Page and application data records
____________

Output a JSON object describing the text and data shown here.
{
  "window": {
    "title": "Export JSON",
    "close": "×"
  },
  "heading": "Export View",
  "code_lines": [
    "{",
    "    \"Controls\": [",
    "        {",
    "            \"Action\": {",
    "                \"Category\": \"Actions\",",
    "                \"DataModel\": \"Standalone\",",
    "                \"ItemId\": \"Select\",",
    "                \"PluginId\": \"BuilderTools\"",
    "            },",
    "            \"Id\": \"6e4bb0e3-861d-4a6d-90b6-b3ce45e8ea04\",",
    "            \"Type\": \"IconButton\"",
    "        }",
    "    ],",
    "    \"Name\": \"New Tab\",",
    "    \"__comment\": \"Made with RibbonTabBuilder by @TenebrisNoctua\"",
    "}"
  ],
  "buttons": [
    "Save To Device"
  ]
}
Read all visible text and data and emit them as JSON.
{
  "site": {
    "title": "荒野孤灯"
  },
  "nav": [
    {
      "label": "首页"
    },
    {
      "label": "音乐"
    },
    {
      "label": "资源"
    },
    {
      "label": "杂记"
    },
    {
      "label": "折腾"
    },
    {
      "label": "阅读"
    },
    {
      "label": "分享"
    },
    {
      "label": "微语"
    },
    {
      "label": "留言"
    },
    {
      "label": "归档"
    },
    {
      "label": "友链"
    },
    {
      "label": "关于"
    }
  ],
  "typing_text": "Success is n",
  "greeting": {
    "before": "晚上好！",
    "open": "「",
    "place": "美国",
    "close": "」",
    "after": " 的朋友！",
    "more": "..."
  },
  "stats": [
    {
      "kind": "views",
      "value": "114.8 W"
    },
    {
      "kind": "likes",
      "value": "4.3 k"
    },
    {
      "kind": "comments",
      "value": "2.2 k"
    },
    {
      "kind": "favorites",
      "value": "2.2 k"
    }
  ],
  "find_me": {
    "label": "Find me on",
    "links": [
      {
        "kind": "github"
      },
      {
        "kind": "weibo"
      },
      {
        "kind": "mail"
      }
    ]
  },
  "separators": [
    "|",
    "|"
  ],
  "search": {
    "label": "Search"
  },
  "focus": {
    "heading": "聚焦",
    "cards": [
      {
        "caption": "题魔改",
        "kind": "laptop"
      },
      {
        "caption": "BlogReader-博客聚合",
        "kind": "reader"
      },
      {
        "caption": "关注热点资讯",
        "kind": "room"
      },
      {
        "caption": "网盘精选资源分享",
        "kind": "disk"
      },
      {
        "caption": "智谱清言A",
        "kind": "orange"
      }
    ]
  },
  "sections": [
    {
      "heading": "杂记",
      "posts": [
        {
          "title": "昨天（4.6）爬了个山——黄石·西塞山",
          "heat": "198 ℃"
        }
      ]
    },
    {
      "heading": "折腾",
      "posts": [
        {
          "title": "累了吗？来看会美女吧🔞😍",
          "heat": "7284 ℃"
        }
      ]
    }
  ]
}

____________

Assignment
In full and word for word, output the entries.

The completed task
Output a JSON object describing the text and data shown here.
{
  "window": {
    "title": "Export JSON",
    "close": "×"
  },
  "heading": "Export View",
  "code_lines": [
    "{",
    "    \"Controls\": [",
    "        {",
    "            \"Action\": {",
    "                \"Category\": \"Actions\",",
    "                \"DataModel\": \"Standalone\",",
    "                \"ItemId\": \"Select\",",
    "                \"PluginId\": \"BuilderTools\"",
    "            },",
    "            \"Id\": \"6e4bb0e3-861d-4a6d-90b6-b3ce45e8ea04\",",
    "            \"Type\": \"IconButton\"",
    "        }",
    "    ],",
    "    \"Name\": \"New Tab\",",
    "    \"__comment\": \"Made with RibbonTabBuilder by @TenebrisNoctua\"",
    "}"
  ],
  "buttons": [
    "Save To Device"
  ]
}
Read all visible text and data and emit them as JSON.
{
  "site": {
    "title": "荒野孤灯"
  },
  "nav": [
    {
      "label": "首页"
    },
    {
      "label": "音乐"
    },
    {
      "label": "资源"
    },
    {
      "label": "杂记"
    },
    {
      "label": "折腾"
    },
    {
      "label": "阅读"
    },
    {
      "label": "分享"
    },
    {
      "label": "微语"
    },
    {
      "label": "留言"
    },
    {
      "label": "归档"
    },
    {
      "label": "友链"
    },
    {
      "label": "关于"
    }
  ],
  "typing_text": "Success is n",
  "greeting": {
    "before": "晚上好！",
    "open": "「",
    "place": "美国",
    "close": "」",
    "after": " 的朋友！",
    "more": "..."
  },
  "stats": [
    {
      "kind": "views",
      "value": "114.8 W"
    },
    {
      "kind": "likes",
      "value": "4.3 k"
    },
    {
      "kind": "comments",
      "value": "2.2 k"
    },
    {
      "kind": "favorites",
      "value": "2.2 k"
    }
  ],
  "find_me": {
    "label": "Find me on",
    "links": [
      {
        "kind": "github"
      },
      {
        "kind": "weibo"
      },
      {
        "kind": "mail"
      }
    ]
  },
  "separators": [
    "|",
    "|"
  ],
  "search": {
    "label": "Search"
  },
  "focus": {
    "heading": "聚焦",
    "cards": [
      {
        "caption": "题魔改",
        "kind": "laptop"
      },
      {
        "caption": "BlogReader-博客聚合",
        "kind": "reader"
      },
      {
        "caption": "关注热点资讯",
        "kind": "room"
      },
      {
        "caption": "网盘精选资源分享",
        "kind": "disk"
      },
      {
        "caption": "智谱清言A",
        "kind": "orange"
      }
    ]
  },
  "sections": [
    {
      "heading": "杂记",
      "posts": [
        {
          "title": "昨天（4.6）爬了个山——黄石·西塞山",
          "heat": "198 ℃"
        }
      ]
    },
    {
      "heading": "折腾",
      "posts": [
        {
          "title": "累了吗？来看会美女吧🔞😍",
          "heat": "7284 ℃"
        }
      ]
    }
  ]
}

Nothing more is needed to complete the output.